Water will help farmers kick start economy post COVID-19, Deniliquin farmer saysBy Rodney Woods
As the impact of COVID-19 tightens its hold on Australia's economy and the Federal Government calls for local business to try and step-up to kick start our stalled economy, Deniliquin irrigator Sharni Hood stands ready.
But all she needs, to do her bit, is water.
Miss Hood farms with her partner Grant Lundie, her parents Warwick and Darryl Strong and relatives Tim and Rebecca Strong, on 1740 ha of irrigated land.
Their mixed cropping business has the potential to produce 4500 tonnes of rice, 4000 tonnes of mixed crop and turnover 4000 lambs annually, generating an income in excess of $3 million into the local community.
But the business model cannot perform if it does not have access to irrigation.
“We aren’t asking to be given water, nor are we requesting a government handout,” Miss Hood said.
“We just want access to affordable water and all of a sudden we are contributing to the economy.
“Multiply that across the entire southern Riverina footprint of 1800 landholders and the economic impact becomes quite significant very quickly.”
Her father said irrigation generated wealth for small country towns and their surrounding communities.

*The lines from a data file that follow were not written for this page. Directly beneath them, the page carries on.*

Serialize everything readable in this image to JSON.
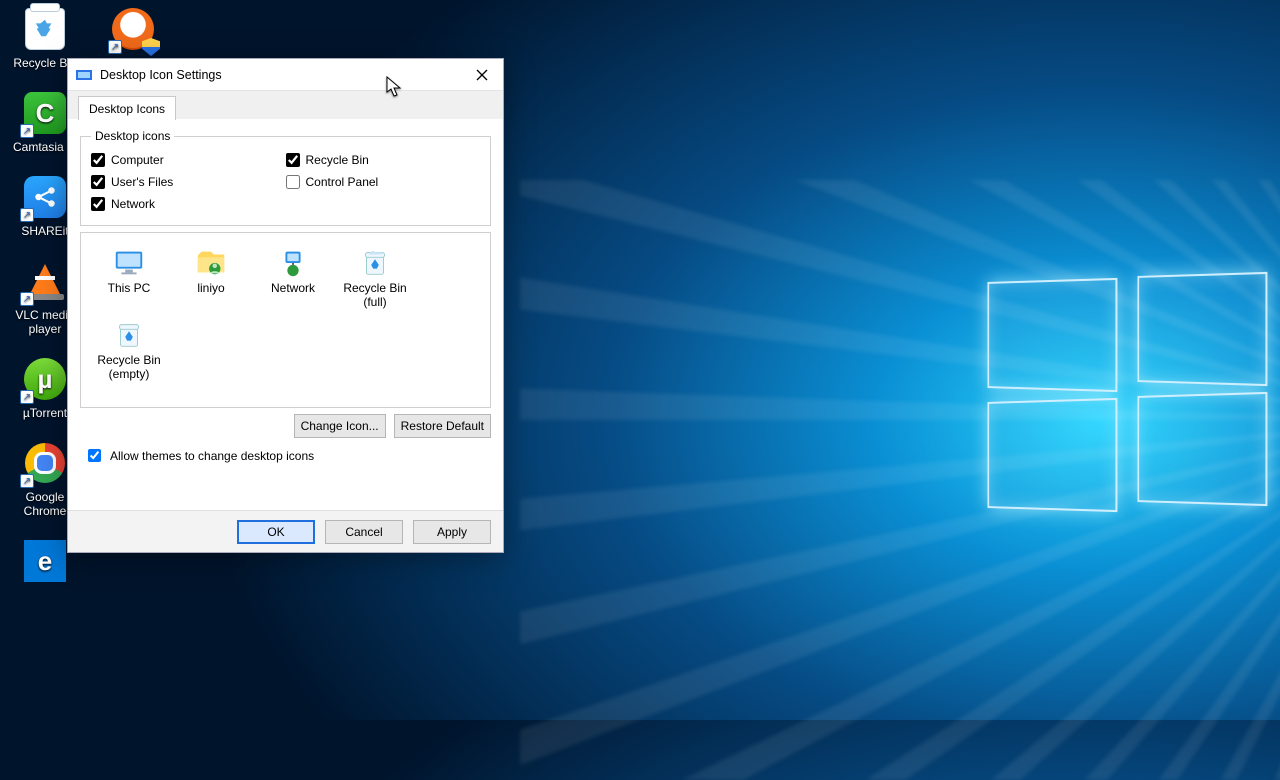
{
  "desktop": {
    "icons": [
      {
        "id": "recycle-bin",
        "label": "Recycle Bin"
      },
      {
        "id": "daemon",
        "label": ""
      },
      {
        "id": "camtasia",
        "label": "Camtasia ..."
      },
      {
        "id": "shareit",
        "label": "SHAREit"
      },
      {
        "id": "vlc",
        "label": "VLC media player"
      },
      {
        "id": "utorrent",
        "label": "µTorrent"
      },
      {
        "id": "chrome",
        "label": "Google Chrome"
      },
      {
        "id": "edge",
        "label": ""
      }
    ]
  },
  "dialog": {
    "title": "Desktop Icon Settings",
    "tab_label": "Desktop Icons",
    "group_label": "Desktop icons",
    "checks": {
      "computer": {
        "label": "Computer",
        "checked": true
      },
      "users_files": {
        "label": "User's Files",
        "checked": true
      },
      "network": {
        "label": "Network",
        "checked": true
      },
      "recycle_bin": {
        "label": "Recycle Bin",
        "checked": true
      },
      "control_panel": {
        "label": "Control Panel",
        "checked": false
      }
    },
    "preview": [
      {
        "id": "this-pc",
        "label": "This PC"
      },
      {
        "id": "user-folder",
        "label": "liniyo"
      },
      {
        "id": "network",
        "label": "Network"
      },
      {
        "id": "bin-full",
        "label": "Recycle Bin (full)"
      },
      {
        "id": "bin-empty",
        "label": "Recycle Bin (empty)"
      }
    ],
    "buttons": {
      "change_icon": "Change Icon...",
      "restore_default": "Restore Default",
      "ok": "OK",
      "cancel": "Cancel",
      "apply": "Apply"
    },
    "allow_themes": {
      "label": "Allow themes to change desktop icons",
      "checked": true
    }
  }
}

“As crops go in the ground our workload increases and all of a sudden the one person we employed turns into three because we can't keep up to the workload, not to mention the agronomists or contractors who regularly drive through the front gate to look at the performance of our crops, service our machinery or spray the paddocks,” Mr Strong said.

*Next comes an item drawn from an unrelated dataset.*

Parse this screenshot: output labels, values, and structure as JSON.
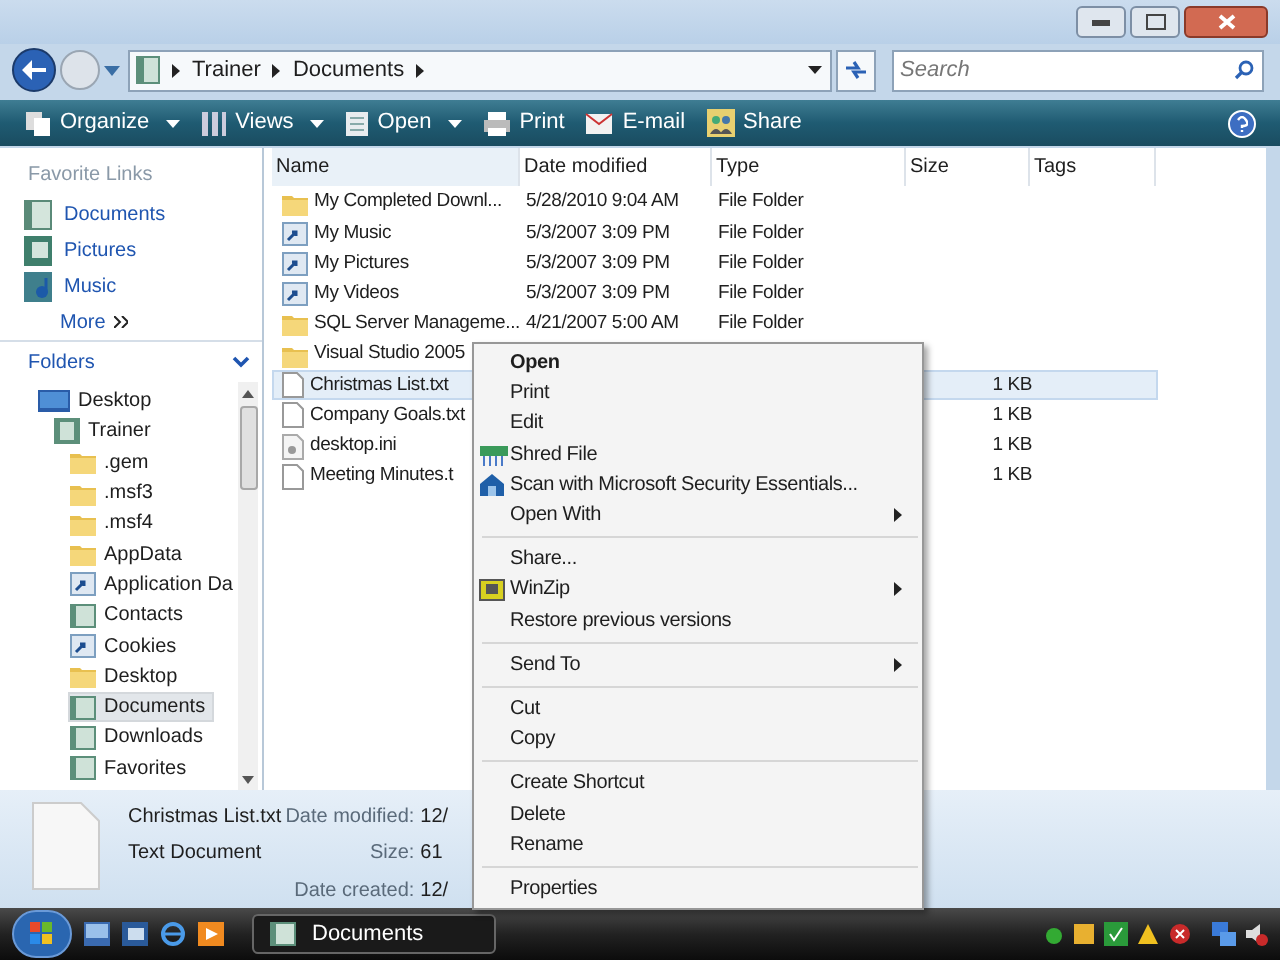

A recent purchase of a $400,000 new header and the upgrading of a GPS system on an existing header are just two examples of how money generated off the back of irrigation flows straight back into the community.

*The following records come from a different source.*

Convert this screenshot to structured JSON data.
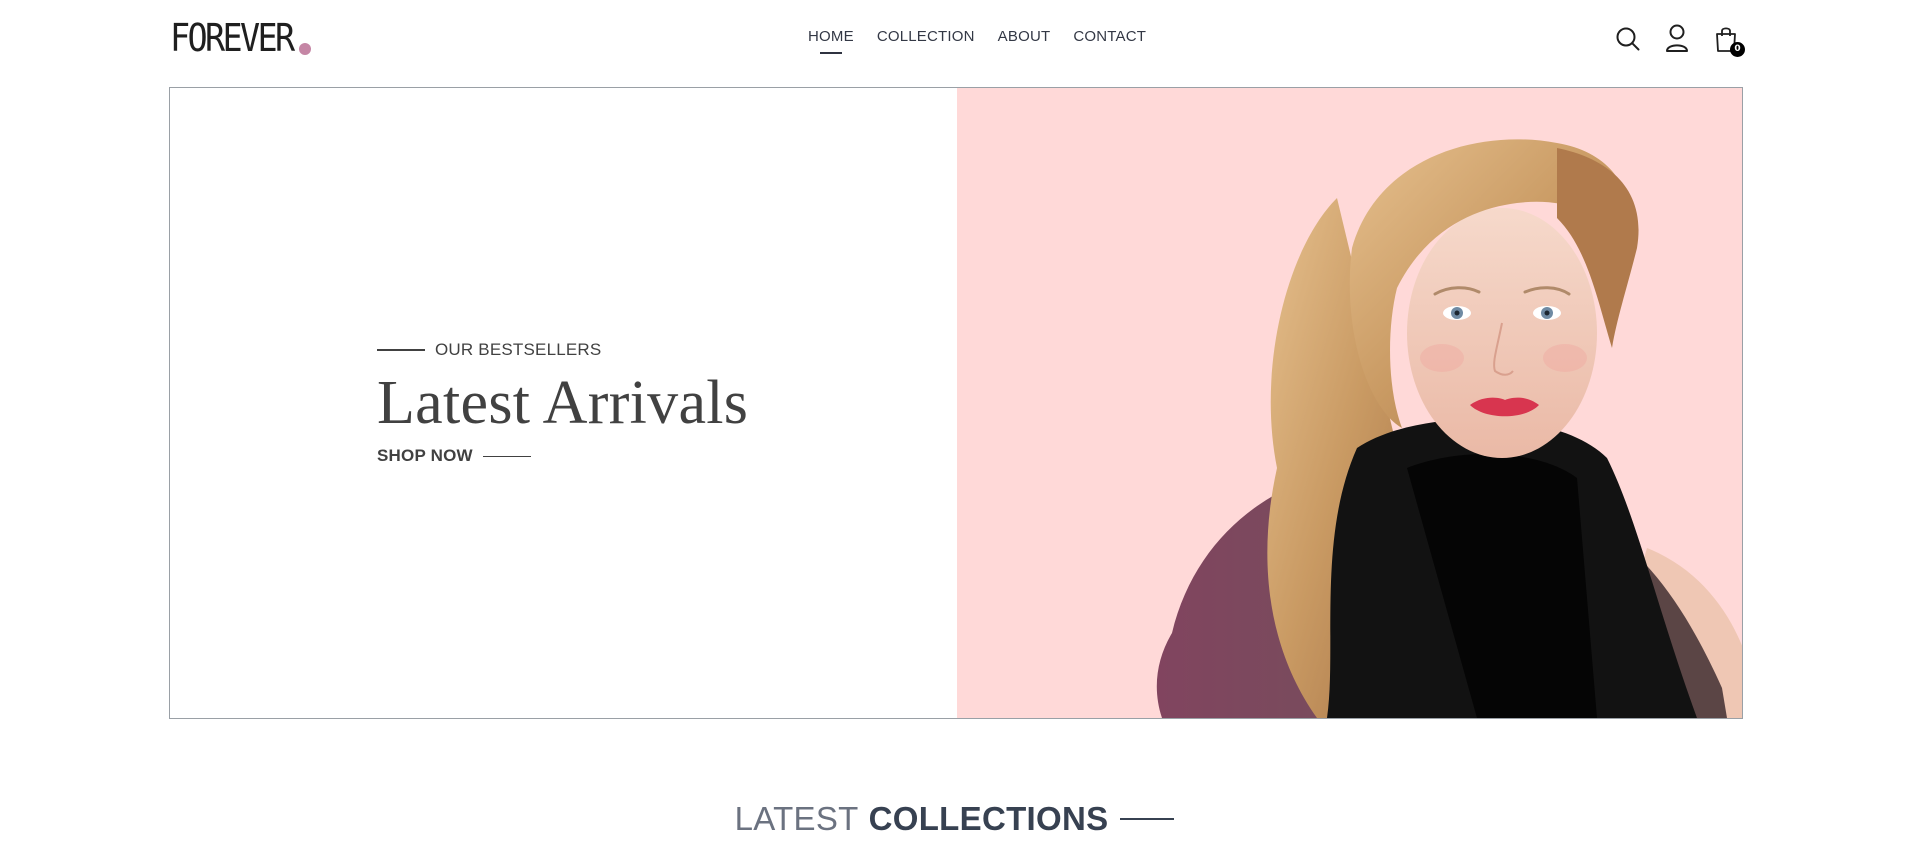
{
  "brand": {
    "logo_text": "FOREVER",
    "logo_dot_color": "#c586a5"
  },
  "nav": {
    "links": [
      {
        "label": "HOME",
        "active": true
      },
      {
        "label": "COLLECTION",
        "active": false
      },
      {
        "label": "ABOUT",
        "active": false
      },
      {
        "label": "CONTACT",
        "active": false
      }
    ],
    "icons": [
      "search-icon",
      "profile-icon",
      "cart-icon"
    ],
    "cart_count": "0"
  },
  "hero": {
    "eyebrow": "OUR BESTSELLERS",
    "title": "Latest Arrivals",
    "cta_label": "SHOP NOW",
    "image_background": "#ffd9d8",
    "image_subject": "hero-model-image"
  },
  "section": {
    "title_light": "LATEST",
    "title_bold": "COLLECTIONS"
  }
}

Miss Hood said while drought had been hard, so had dealing with poor water policy and the effects of the Murray-Darling Basin Plan.
“We have had to diversify our business as water has moved out of our district and downstream into the deeper financial pockets of the overseas corporate investors,” she said.
“Leave the water here, in the hands of Australian-owned family farms, and watch our economy grow.”